(Element data from apps and pages)
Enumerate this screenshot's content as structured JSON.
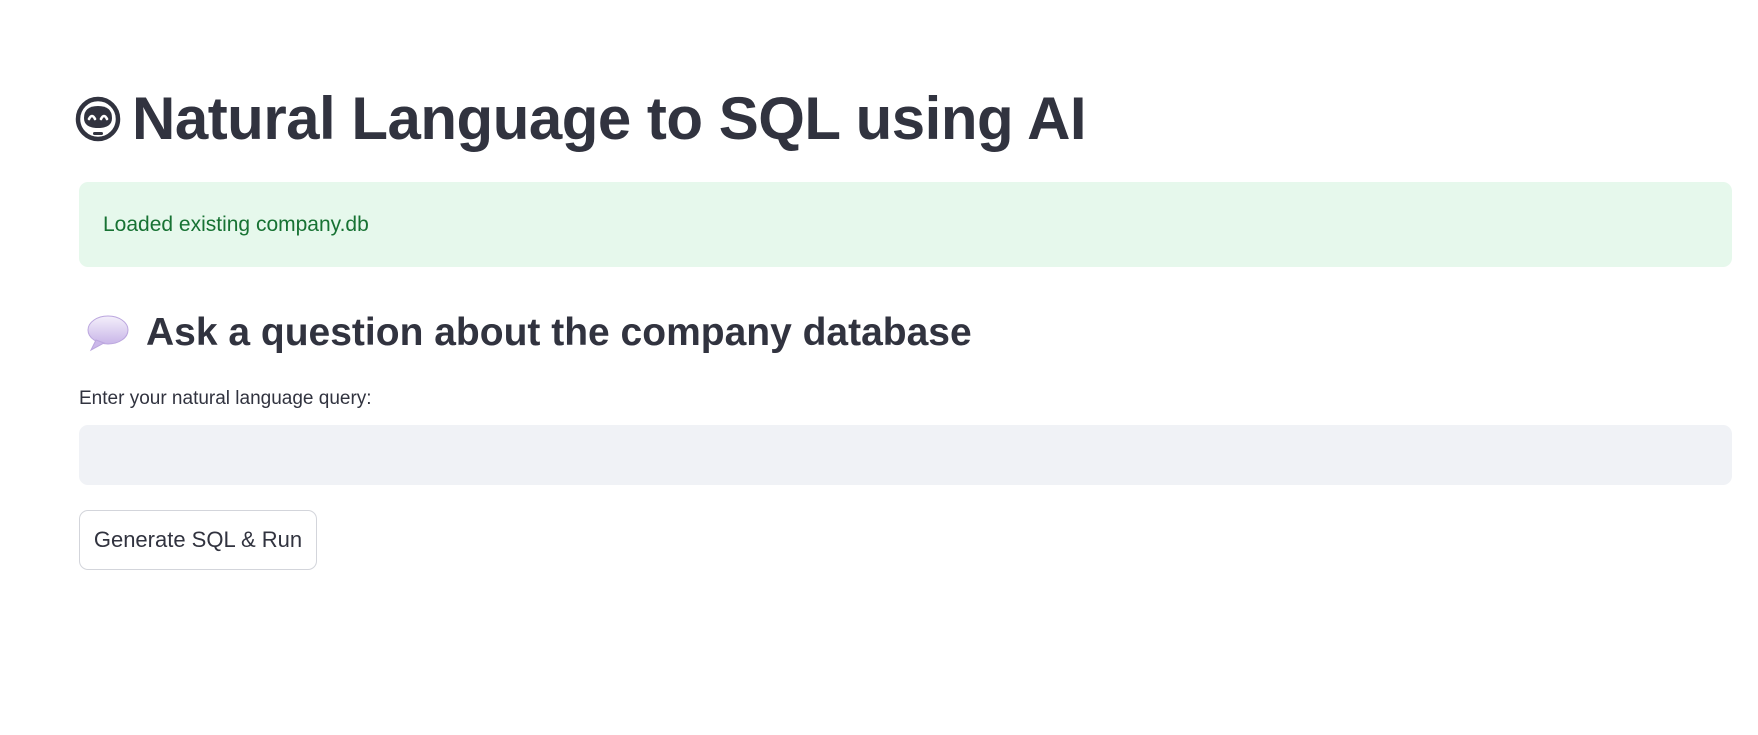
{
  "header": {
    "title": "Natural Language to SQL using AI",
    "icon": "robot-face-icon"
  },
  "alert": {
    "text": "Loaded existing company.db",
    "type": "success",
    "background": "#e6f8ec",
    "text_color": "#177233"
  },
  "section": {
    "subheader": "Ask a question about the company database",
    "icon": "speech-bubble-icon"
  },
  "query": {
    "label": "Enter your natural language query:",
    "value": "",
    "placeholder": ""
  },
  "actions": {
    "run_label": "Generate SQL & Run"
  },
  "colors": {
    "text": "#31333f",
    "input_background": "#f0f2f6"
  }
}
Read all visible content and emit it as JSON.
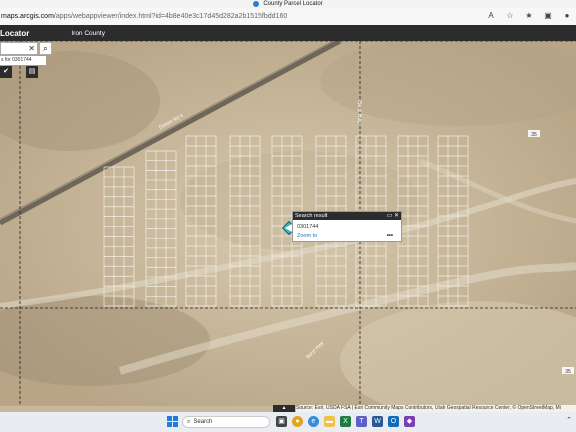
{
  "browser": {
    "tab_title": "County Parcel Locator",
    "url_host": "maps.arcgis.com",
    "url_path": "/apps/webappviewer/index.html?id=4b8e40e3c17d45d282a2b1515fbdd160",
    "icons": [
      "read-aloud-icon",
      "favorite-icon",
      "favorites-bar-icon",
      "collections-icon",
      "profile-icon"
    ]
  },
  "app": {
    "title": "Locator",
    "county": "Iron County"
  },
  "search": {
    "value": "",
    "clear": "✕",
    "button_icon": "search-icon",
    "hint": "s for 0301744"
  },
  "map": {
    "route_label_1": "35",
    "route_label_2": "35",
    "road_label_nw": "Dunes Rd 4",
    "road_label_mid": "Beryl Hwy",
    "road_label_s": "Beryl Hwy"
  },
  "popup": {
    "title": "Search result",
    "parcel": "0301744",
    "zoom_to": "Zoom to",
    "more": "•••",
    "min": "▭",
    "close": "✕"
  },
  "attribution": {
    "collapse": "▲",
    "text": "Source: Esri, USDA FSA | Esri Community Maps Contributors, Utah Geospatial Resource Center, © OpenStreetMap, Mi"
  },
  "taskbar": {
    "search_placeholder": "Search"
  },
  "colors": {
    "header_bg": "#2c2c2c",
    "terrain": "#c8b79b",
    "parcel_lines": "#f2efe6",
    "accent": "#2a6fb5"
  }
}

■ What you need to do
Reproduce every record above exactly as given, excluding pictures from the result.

■ Solved problem
Enumerate this screenshot's content as structured JSON.
{
  "header": {
    "title": "Natural Language to SQL using AI",
    "icon": "robot-face-icon"
  },
  "alert": {
    "text": "Loaded existing company.db",
    "type": "success",
    "background": "#e6f8ec",
    "text_color": "#177233"
  },
  "section": {
    "subheader": "Ask a question about the company database",
    "icon": "speech-bubble-icon"
  },
  "query": {
    "label": "Enter your natural language query:",
    "value": "",
    "placeholder": ""
  },
  "actions": {
    "run_label": "Generate SQL & Run"
  },
  "colors": {
    "text": "#31333f",
    "input_background": "#f0f2f6"
  }
}
Read all visible content and emit it as JSON.
{
  "browser": {
    "tab_title": "County Parcel Locator",
    "url_host": "maps.arcgis.com",
    "url_path": "/apps/webappviewer/index.html?id=4b8e40e3c17d45d282a2b1515fbdd160",
    "icons": [
      "read-aloud-icon",
      "favorite-icon",
      "favorites-bar-icon",
      "collections-icon",
      "profile-icon"
    ]
  },
  "app": {
    "title": "Locator",
    "county": "Iron County"
  },
  "search": {
    "value": "",
    "clear": "✕",
    "button_icon": "search-icon",
    "hint": "s for 0301744"
  },
  "map": {
    "route_label_1": "35",
    "route_label_2": "35",
    "road_label_nw": "Dunes Rd 4",
    "road_label_mid": "Beryl Hwy",
    "road_label_s": "Beryl Hwy"
  },
  "popup": {
    "title": "Search result",
    "parcel": "0301744",
    "zoom_to": "Zoom to",
    "more": "•••",
    "min": "▭",
    "close": "✕"
  },
  "attribution": {
    "collapse": "▲",
    "text": "Source: Esri, USDA FSA | Esri Community Maps Contributors, Utah Geospatial Resource Center, © OpenStreetMap, Mi"
  },
  "taskbar": {
    "search_placeholder": "Search"
  },
  "colors": {
    "header_bg": "#2c2c2c",
    "terrain": "#c8b79b",
    "parcel_lines": "#f2efe6",
    "accent": "#2a6fb5"
  }
}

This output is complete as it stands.